Such is not the case with the best of the City paintings, which, as the title of the greatest of them- The Window on the City, No. 3 (1911-12)-suggests, are directly related to the Windows that follow. City No. 3 may not fully achieve that “transparency of color” that was to be Delaunay’s most distinctive accomplishment-and the accomplishment, by the way, that exerted such an important influence on Klee. Its use of color is still largely tethered to the light and dark contrasts that Delaunay condemned as “chiaroscuro.” Yet City No. 3 must nonetheless be counted as an important contribution to the development of pictorial abstraction because of its evenly accented all-over structure of pure painting. In the Eiffel Tower series, it is only in some of the drawings-not the paintings-that a similar degree of abstraction is even attempted.
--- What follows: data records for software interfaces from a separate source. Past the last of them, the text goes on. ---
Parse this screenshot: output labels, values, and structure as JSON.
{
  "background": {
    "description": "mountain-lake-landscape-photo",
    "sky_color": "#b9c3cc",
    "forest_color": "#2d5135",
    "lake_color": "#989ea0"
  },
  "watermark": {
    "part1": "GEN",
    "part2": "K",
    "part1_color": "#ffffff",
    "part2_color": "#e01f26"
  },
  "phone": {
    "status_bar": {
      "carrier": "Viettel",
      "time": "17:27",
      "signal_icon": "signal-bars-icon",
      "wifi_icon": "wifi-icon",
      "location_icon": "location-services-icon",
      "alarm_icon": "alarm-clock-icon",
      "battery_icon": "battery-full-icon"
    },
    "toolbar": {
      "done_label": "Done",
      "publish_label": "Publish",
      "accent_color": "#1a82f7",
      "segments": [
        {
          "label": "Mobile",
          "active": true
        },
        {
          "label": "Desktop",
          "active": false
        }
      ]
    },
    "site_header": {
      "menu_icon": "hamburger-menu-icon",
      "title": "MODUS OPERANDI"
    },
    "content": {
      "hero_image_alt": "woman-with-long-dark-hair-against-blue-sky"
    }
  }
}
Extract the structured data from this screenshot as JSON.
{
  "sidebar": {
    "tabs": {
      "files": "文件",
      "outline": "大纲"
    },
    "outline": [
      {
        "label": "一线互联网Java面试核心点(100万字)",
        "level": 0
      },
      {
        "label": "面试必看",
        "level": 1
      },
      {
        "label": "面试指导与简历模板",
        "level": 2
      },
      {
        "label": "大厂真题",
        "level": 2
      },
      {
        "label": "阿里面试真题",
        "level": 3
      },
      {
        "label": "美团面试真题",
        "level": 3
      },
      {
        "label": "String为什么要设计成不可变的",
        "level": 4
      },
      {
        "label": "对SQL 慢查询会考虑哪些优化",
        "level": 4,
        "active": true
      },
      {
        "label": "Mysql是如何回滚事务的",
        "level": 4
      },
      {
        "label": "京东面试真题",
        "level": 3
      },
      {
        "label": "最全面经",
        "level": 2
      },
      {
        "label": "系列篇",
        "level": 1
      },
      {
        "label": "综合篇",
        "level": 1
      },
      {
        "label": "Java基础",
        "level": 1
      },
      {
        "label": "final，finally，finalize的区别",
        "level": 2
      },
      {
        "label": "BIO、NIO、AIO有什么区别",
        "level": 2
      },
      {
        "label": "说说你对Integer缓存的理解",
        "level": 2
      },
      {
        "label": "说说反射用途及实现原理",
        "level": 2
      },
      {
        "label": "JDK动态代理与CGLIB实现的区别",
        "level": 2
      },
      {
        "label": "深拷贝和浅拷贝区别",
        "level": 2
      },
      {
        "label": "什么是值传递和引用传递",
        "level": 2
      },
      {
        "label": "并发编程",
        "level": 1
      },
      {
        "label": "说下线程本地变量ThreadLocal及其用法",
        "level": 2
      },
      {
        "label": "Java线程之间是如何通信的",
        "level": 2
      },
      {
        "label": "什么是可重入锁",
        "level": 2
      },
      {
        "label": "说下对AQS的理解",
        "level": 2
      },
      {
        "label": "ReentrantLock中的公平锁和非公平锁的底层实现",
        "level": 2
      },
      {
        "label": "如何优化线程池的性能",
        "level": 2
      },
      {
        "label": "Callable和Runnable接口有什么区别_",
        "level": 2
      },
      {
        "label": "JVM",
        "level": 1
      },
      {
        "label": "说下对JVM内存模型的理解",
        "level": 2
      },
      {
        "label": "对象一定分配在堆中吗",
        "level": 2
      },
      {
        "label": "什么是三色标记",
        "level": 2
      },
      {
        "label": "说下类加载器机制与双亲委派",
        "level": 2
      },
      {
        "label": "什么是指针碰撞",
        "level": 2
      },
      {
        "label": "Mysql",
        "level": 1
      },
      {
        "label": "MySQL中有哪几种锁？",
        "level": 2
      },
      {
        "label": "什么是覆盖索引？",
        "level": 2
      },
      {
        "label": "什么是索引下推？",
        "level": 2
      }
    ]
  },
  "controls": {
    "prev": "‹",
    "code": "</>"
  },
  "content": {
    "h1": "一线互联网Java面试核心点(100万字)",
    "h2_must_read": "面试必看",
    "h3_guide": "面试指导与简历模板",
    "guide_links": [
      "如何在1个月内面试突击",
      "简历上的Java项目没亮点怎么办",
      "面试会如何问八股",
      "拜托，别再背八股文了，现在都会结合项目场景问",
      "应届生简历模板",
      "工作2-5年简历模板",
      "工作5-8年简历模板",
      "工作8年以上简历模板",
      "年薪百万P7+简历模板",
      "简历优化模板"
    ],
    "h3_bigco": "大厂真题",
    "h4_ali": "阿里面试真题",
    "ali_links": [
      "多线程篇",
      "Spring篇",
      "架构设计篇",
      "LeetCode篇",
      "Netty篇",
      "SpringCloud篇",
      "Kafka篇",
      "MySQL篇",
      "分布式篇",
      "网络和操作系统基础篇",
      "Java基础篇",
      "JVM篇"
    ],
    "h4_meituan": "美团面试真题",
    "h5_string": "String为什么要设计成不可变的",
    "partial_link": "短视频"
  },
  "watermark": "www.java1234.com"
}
Whatever the reasons may be for the decline that overtook Delaunay’s art in later years, the paintings that Mr. Rosenthal has assembled in Visions of Paris constitute a crucial chapter in the history of the pre-World War I Paris avant-garde-the artists who set the course for so much that followed in the later decades of the century. The young Delaunay was by no means the most brilliant member of that historic vanguard, but he was one of the few French painters at the time who had the vision to carry the legacy of Cézanne into the realm of abstraction.

That he was, in this respect, more influential beyond the School of Paris than within it, had the effect of delaying the development of abstract art in Paris for at least a generation, maybe longer. For the most important abstract painters to work in Paris in the post-World War I period-pre-eminently, of course, Piet Mondrian and Joan Miró-were outsiders. By that time, sadly, Robert Delaunay could no longer be counted among them.

Visions of Paris remains on view at the uptown Guggenheim Museum, Fifth Avenue at 88th Street, through May 24.

Guggenheim Makes a Case for Delauney’s Genius